As she assessed the landscape at SMU and elsewhere, Mielke recognized that university officials have had a steep learning curve in online learning and have learned much from the partnership with 2U. But she also saw that there were limits on how much information providers like 2U were willing to share about how the programs function, such as what it cost them to acquire a student.
Mielke had to make the case to Steven Currall, SMU's provost and vice president for academic affairs, and eventually to the university's Board of Trustees that bringing online program development and management largely in-house was a sound financial and strategic decision.

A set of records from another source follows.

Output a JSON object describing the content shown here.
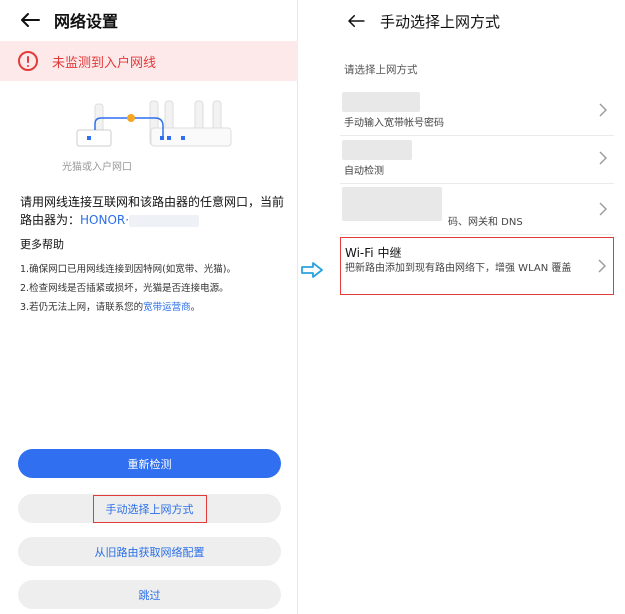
{
  "left": {
    "title": "网络设置",
    "alert": "未监测到入户网线",
    "diagram_caption": "光猫或入户网口",
    "desc_prefix": "请用网线连接互联网和该路由器的任意网口，当前路由器为：",
    "router_name": "HONOR·",
    "help_title": "更多帮助",
    "help_items": [
      "1.确保网口已用网线连接到因特网(如宽带、光猫)。",
      "2.检查网线是否插紧或损坏，光猫是否连接电源。",
      "3.若仍无法上网，请联系您的"
    ],
    "help_link": "宽带运营商",
    "help_suffix": "。",
    "buttons": {
      "recheck": "重新检测",
      "manual": "手动选择上网方式",
      "from_old": "从旧路由获取网络配置",
      "skip": "跳过"
    }
  },
  "right": {
    "title": "手动选择上网方式",
    "subtitle": "请选择上网方式",
    "items": [
      {
        "label": "手动输入宽带帐号密码"
      },
      {
        "label": "自动检测"
      },
      {
        "label": "码、网关和 DNS"
      },
      {
        "title": "Wi-Fi 中继",
        "label": "把新路由添加到现有路由网络下，增强 WLAN 覆盖"
      }
    ]
  },
  "colors": {
    "accent": "#2f6ff0",
    "alert": "#e33a3a",
    "alert_bg": "#fde9ea"
  }
}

To do that, she says, she had to construct financial models to show that the university could build online programs without the up-front investment that online program providers typically make for their university partners; it is to recoup that investment (which normally takes three to five years for a successful program) that the OPMs often require long-term contracts and revenue-sharing agreements that pay them as much of two-thirds of tuition income for a decade or more. (Online program management companies are increasingly experimenting with varying models of financing academic programs, amid growing pushback against the long-term revenue-sharing agreements.)

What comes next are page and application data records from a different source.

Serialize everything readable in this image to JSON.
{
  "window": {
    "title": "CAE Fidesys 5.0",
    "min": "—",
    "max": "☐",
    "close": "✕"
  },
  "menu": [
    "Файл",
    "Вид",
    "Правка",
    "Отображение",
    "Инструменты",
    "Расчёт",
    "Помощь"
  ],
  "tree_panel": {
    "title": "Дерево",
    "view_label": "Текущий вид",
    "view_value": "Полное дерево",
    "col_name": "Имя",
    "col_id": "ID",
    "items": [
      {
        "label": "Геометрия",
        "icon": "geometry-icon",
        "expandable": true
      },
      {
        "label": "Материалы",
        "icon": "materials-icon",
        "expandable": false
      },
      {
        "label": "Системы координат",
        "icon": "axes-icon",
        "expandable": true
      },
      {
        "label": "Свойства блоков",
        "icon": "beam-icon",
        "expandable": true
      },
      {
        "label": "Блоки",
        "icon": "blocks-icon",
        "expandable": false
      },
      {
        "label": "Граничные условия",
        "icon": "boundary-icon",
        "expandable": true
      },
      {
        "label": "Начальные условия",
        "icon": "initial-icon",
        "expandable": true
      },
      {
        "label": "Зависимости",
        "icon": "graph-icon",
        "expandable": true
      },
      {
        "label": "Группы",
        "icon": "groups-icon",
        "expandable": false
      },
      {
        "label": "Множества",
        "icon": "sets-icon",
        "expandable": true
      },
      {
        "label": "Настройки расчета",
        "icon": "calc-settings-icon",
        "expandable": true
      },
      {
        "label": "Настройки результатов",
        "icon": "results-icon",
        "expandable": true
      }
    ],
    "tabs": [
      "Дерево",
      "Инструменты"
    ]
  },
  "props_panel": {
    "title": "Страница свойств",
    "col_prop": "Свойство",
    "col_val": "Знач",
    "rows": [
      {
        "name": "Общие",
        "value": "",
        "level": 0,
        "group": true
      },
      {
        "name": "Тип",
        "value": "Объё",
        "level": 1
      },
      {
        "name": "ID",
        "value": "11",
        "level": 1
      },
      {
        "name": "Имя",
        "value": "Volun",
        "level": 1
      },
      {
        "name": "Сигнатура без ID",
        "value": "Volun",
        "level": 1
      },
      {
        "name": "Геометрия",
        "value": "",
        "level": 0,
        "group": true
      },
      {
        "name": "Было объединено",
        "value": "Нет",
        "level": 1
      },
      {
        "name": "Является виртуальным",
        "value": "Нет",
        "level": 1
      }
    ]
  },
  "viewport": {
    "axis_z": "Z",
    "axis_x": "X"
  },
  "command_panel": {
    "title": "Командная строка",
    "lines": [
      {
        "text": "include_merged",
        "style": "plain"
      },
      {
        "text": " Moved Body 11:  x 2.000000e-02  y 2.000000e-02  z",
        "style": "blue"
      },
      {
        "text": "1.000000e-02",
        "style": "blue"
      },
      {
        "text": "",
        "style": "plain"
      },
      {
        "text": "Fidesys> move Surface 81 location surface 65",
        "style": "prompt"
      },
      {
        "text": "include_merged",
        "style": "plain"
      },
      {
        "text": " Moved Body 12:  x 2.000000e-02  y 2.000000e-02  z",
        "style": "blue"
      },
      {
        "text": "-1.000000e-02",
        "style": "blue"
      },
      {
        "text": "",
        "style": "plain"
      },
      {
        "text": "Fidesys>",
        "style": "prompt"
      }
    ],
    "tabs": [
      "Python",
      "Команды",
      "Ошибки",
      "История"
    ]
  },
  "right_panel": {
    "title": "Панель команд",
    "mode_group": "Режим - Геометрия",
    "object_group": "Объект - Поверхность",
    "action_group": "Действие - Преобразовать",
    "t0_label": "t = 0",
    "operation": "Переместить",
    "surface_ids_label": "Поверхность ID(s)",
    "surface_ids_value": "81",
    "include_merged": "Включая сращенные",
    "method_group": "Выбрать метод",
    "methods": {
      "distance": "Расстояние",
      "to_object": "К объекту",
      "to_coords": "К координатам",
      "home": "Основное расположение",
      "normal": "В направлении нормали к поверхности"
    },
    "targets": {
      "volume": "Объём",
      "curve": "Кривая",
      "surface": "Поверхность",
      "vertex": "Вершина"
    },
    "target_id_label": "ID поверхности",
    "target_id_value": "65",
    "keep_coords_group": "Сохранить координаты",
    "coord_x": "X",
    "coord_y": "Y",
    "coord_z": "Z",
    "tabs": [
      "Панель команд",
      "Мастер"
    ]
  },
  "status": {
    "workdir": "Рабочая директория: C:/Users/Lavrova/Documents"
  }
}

Mielke declined to share figures on the economics of the plan. But she ultimately persuaded university leaders, she says, that making its own investment in an in-house unit is worth it if SMU can ensure that the tuition money that flows once the programs gain momentum does not leave the institution. "Under this scenario, the amount of money that would go as profit for the external company would instead be investing in research and all the other areas that the university needs," Mielke says.
The Job Ahead
The cybersecurity program, for which SMU began accepting applications last month, is the first of what Mielke expects to be a degree program per year that the university spills out over a decade.
Mielke is focused right now on building out what she calls "our optimal product mix: the most useful and viable programs we could bring out in this way, online and for nontraditional students, to create a good cash flow."
Among the other challenges is deciding how to mix the university's internal expertise with whatever outside partners SMU might hire to supplement what it can do well itself.
"The university does not have an internal advantage in market research," for example, she notes. She and the deans and faculties of SMU's colleges are developing lists of possible programs "we think are the best ones to start with," and "each one of those we put through external market research" to help make the final decisions on which to launch.
SMU "will certainly outsource certain services when it makes sense" to do so, Mielke said.
Forgoing the use of online program managers will be difficult in certain ways, she acknowledges. "I feel like David to their Goliath," Mielke said of 2U and Noodle, noting the hundreds of marketers employed by the companies.
"That's another reason why universities choose to work with a place like 2U -- they don’t have the confidence that they can figure it out, and even if they [did], it's really hard to go up against big competitors," Mielke said.
Getting a "huge, siloed organization like a university" to operate "in alignment" and with the kind of agility required to compete in a fast-changing landscape is "daunting" she says.
The biggest risk for SMU, she says, is "internal strategy execution, because lots of parts of the university need to work together to make this succeed."
But the opportunity -- to create a new way of launching online programs that capitalizes on the university's strengths and reinvests money that might otherwise go to outside companies -- has a huge potential upside.
"What we're trying to do that [these companies] can't is building programs from the university's perspective," she says, "so I don't undermine what universities do best."